#### WORK REQUIRED:
Write the entries again exactly, with no line missing.

#### SOURCE DATA:
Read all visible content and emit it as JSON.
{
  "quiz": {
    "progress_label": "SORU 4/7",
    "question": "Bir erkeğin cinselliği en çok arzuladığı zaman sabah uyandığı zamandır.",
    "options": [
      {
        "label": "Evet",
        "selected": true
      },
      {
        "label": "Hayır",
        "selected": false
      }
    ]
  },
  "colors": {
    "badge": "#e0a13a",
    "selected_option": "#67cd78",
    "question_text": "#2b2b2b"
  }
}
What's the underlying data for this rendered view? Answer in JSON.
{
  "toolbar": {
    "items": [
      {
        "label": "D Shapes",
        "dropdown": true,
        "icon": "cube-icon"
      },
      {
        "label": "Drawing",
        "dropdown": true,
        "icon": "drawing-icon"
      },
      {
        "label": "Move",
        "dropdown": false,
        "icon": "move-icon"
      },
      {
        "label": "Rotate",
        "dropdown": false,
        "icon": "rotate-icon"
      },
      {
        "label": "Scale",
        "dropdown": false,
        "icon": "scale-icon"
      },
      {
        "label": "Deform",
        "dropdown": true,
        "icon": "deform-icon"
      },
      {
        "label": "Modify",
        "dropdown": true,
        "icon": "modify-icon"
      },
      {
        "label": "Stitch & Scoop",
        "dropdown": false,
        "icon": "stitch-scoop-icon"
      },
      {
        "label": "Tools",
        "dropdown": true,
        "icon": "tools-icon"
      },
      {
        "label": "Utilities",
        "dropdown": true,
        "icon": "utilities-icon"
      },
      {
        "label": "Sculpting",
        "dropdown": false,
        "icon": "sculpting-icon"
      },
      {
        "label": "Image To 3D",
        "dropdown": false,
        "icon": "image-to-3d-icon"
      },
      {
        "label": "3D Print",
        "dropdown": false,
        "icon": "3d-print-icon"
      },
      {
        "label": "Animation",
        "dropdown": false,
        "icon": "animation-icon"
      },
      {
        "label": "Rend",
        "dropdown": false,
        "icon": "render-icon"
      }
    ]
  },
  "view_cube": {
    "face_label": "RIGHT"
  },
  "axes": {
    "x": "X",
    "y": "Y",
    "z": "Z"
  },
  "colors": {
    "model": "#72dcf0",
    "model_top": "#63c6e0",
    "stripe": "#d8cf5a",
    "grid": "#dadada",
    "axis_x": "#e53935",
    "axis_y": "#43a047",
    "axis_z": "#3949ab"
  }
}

#### ANSWER BOX:
Read all visible content and emit it as JSON.
{
  "quiz": {
    "progress_label": "SORU 4/7",
    "question": "Bir erkeğin cinselliği en çok arzuladığı zaman sabah uyandığı zamandır.",
    "options": [
      {
        "label": "Evet",
        "selected": true
      },
      {
        "label": "Hayır",
        "selected": false
      }
    ]
  },
  "colors": {
    "badge": "#e0a13a",
    "selected_option": "#67cd78",
    "question_text": "#2b2b2b"
  }
}
What's the underlying data for this rendered view? Answer in JSON.
{
  "toolbar": {
    "items": [
      {
        "label": "D Shapes",
        "dropdown": true,
        "icon": "cube-icon"
      },
      {
        "label": "Drawing",
        "dropdown": true,
        "icon": "drawing-icon"
      },
      {
        "label": "Move",
        "dropdown": false,
        "icon": "move-icon"
      },
      {
        "label": "Rotate",
        "dropdown": false,
        "icon": "rotate-icon"
      },
      {
        "label": "Scale",
        "dropdown": false,
        "icon": "scale-icon"
      },
      {
        "label": "Deform",
        "dropdown": true,
        "icon": "deform-icon"
      },
      {
        "label": "Modify",
        "dropdown": true,
        "icon": "modify-icon"
      },
      {
        "label": "Stitch & Scoop",
        "dropdown": false,
        "icon": "stitch-scoop-icon"
      },
      {
        "label": "Tools",
        "dropdown": true,
        "icon": "tools-icon"
      },
      {
        "label": "Utilities",
        "dropdown": true,
        "icon": "utilities-icon"
      },
      {
        "label": "Sculpting",
        "dropdown": false,
        "icon": "sculpting-icon"
      },
      {
        "label": "Image To 3D",
        "dropdown": false,
        "icon": "image-to-3d-icon"
      },
      {
        "label": "3D Print",
        "dropdown": false,
        "icon": "3d-print-icon"
      },
      {
        "label": "Animation",
        "dropdown": false,
        "icon": "animation-icon"
      },
      {
        "label": "Rend",
        "dropdown": false,
        "icon": "render-icon"
      }
    ]
  },
  "view_cube": {
    "face_label": "RIGHT"
  },
  "axes": {
    "x": "X",
    "y": "Y",
    "z": "Z"
  },
  "colors": {
    "model": "#72dcf0",
    "model_top": "#63c6e0",
    "stripe": "#d8cf5a",
    "grid": "#dadada",
    "axis_x": "#e53935",
    "axis_y": "#43a047",
    "axis_z": "#3949ab"
  }
}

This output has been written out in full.